### WORK TO BE COMPLETED
The answer must be a single number: the count of lines in the listing that hold the string "selected".

+---+

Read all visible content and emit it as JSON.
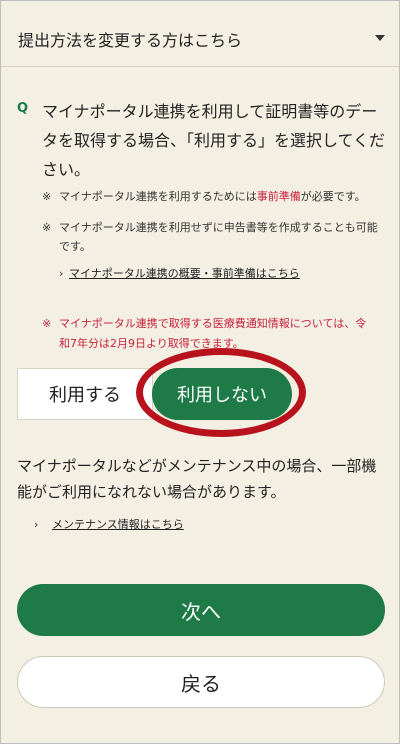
{
  "dropdown": {
    "label": "提出方法を変更する方はこちら",
    "icon": "caret-down-icon"
  },
  "question": {
    "mark": "Q",
    "text": "マイナポータル連携を利用して証明書等のデータを取得する場合、「利用する」を選択してください。"
  },
  "notes": [
    {
      "mark": "※",
      "before": "マイナポータル連携を利用するためには",
      "highlight": "事前準備",
      "after": "が必要です。"
    },
    {
      "mark": "※",
      "text": "マイナポータル連携を利用せずに申告書等を作成することも可能です。"
    }
  ],
  "overview_link": {
    "chevron": "›",
    "label": "マイナポータル連携の概要・事前準備はこちら"
  },
  "warning": {
    "mark": "※",
    "text": "マイナポータル連携で取得する医療費通知情報については、令和7年分は2月9日より取得できます。"
  },
  "choice": {
    "use_label": "利用する",
    "no_use_label": "利用しない",
    "selected": "利用しない"
  },
  "maintenance": {
    "text": "マイナポータルなどがメンテナンス中の場合、一部機能がご利用になれない場合があります。",
    "link_chevron": "›",
    "link_label": "メンテナンス情報はこちら"
  },
  "buttons": {
    "next": "次へ",
    "back": "戻る"
  },
  "colors": {
    "accent": "#1e7a47",
    "warning": "#c9223d",
    "highlight_ring": "#b8121d",
    "background": "#f3efe3"
  }
}
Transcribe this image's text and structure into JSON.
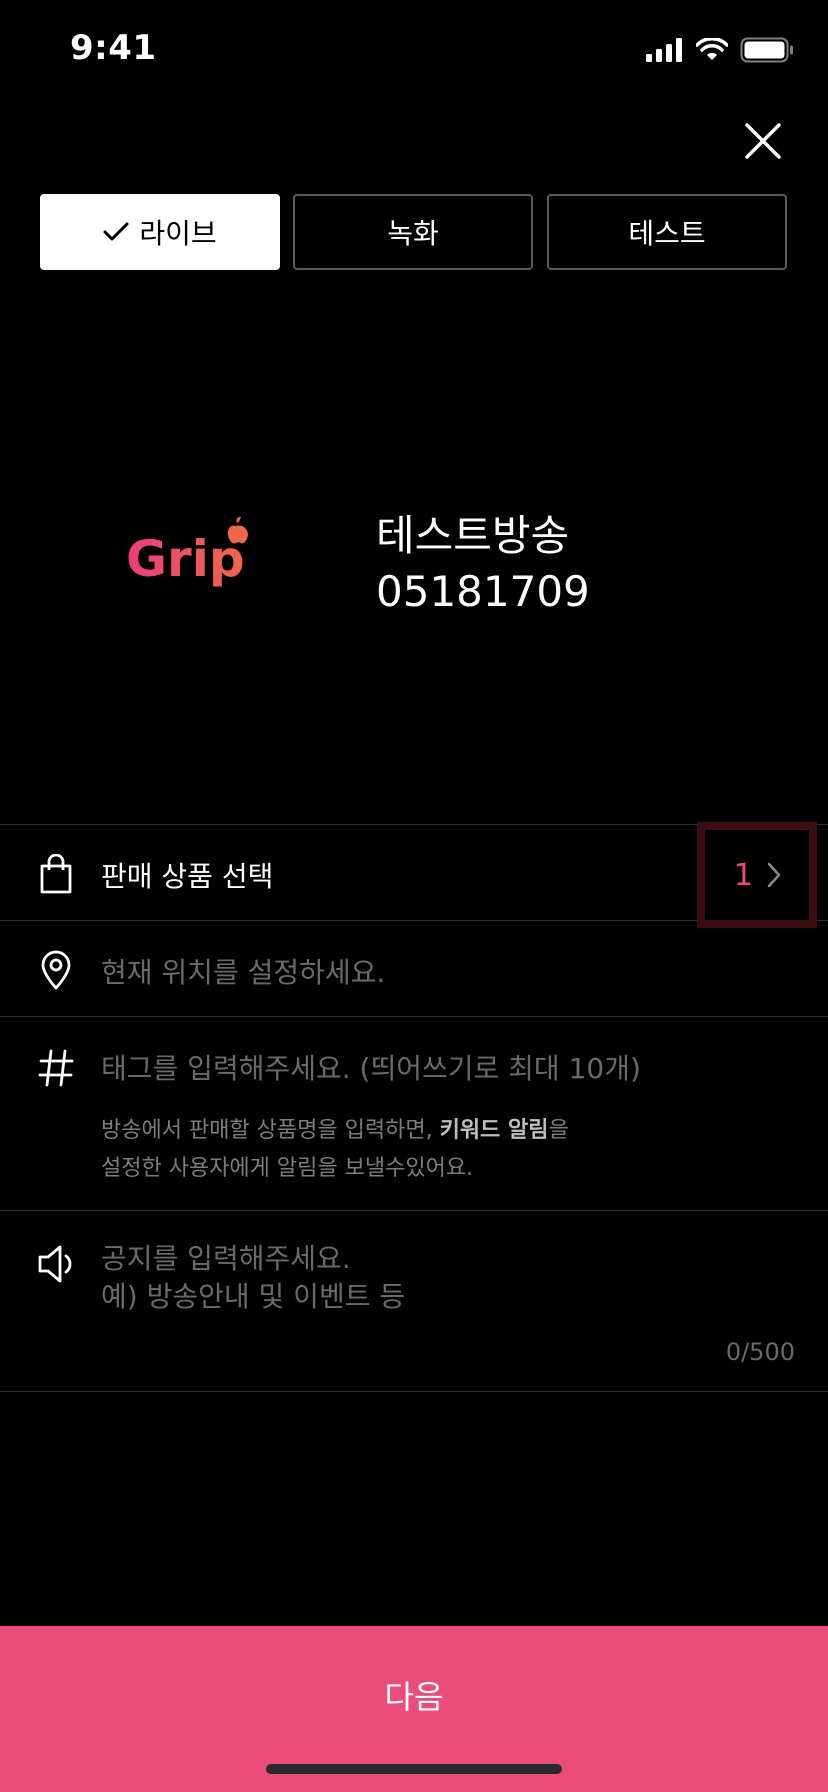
{
  "status_bar": {
    "time": "9:41"
  },
  "tabs": [
    {
      "label": "라이브",
      "selected": true
    },
    {
      "label": "녹화",
      "selected": false
    },
    {
      "label": "테스트",
      "selected": false
    }
  ],
  "broadcast": {
    "logo_text": "Grip",
    "title": "테스트방송",
    "code": "05181709"
  },
  "rows": {
    "product": {
      "label": "판매 상품 선택",
      "count": "1"
    },
    "location": {
      "placeholder": "현재 위치를 설정하세요."
    },
    "tags": {
      "placeholder": "태그를 입력해주세요. (띄어쓰기로 최대 10개)",
      "helper_part1": "방송에서 판매할 상품명을 입력하면, ",
      "helper_bold": "키워드 알림",
      "helper_part2": "을",
      "helper_line2": "설정한 사용자에게 알림을 보낼수있어요."
    },
    "notice": {
      "placeholder_line1": "공지를 입력해주세요.",
      "placeholder_line2": "예) 방송안내 및 이벤트 등",
      "counter": "0/500"
    }
  },
  "next_button": {
    "label": "다음"
  },
  "colors": {
    "accent": "#ea4c7c",
    "background": "#000000",
    "highlight_border": "#3b0e12"
  }
}
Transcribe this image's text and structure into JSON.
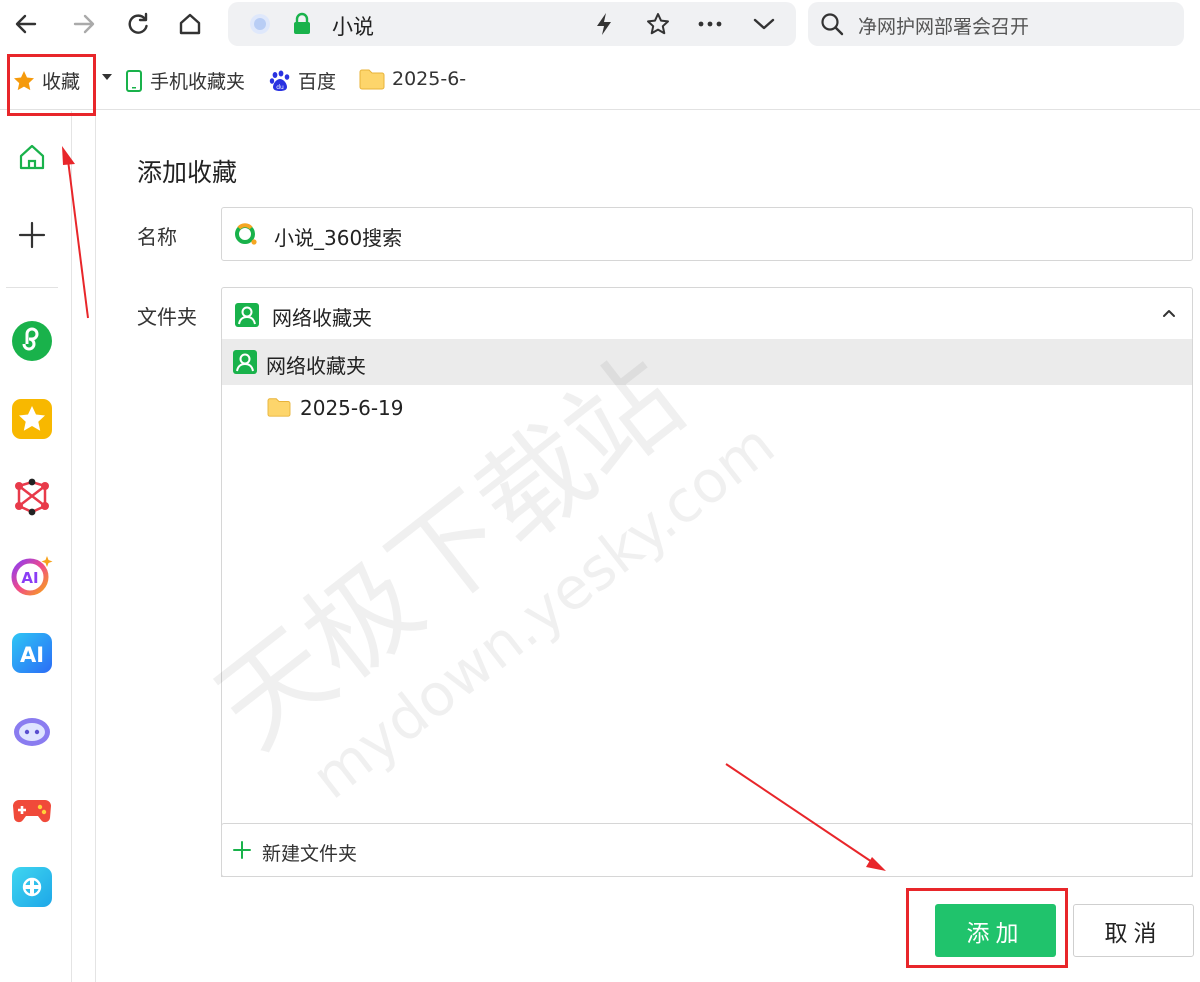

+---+

### ANSWER TO THE EXERCISE
4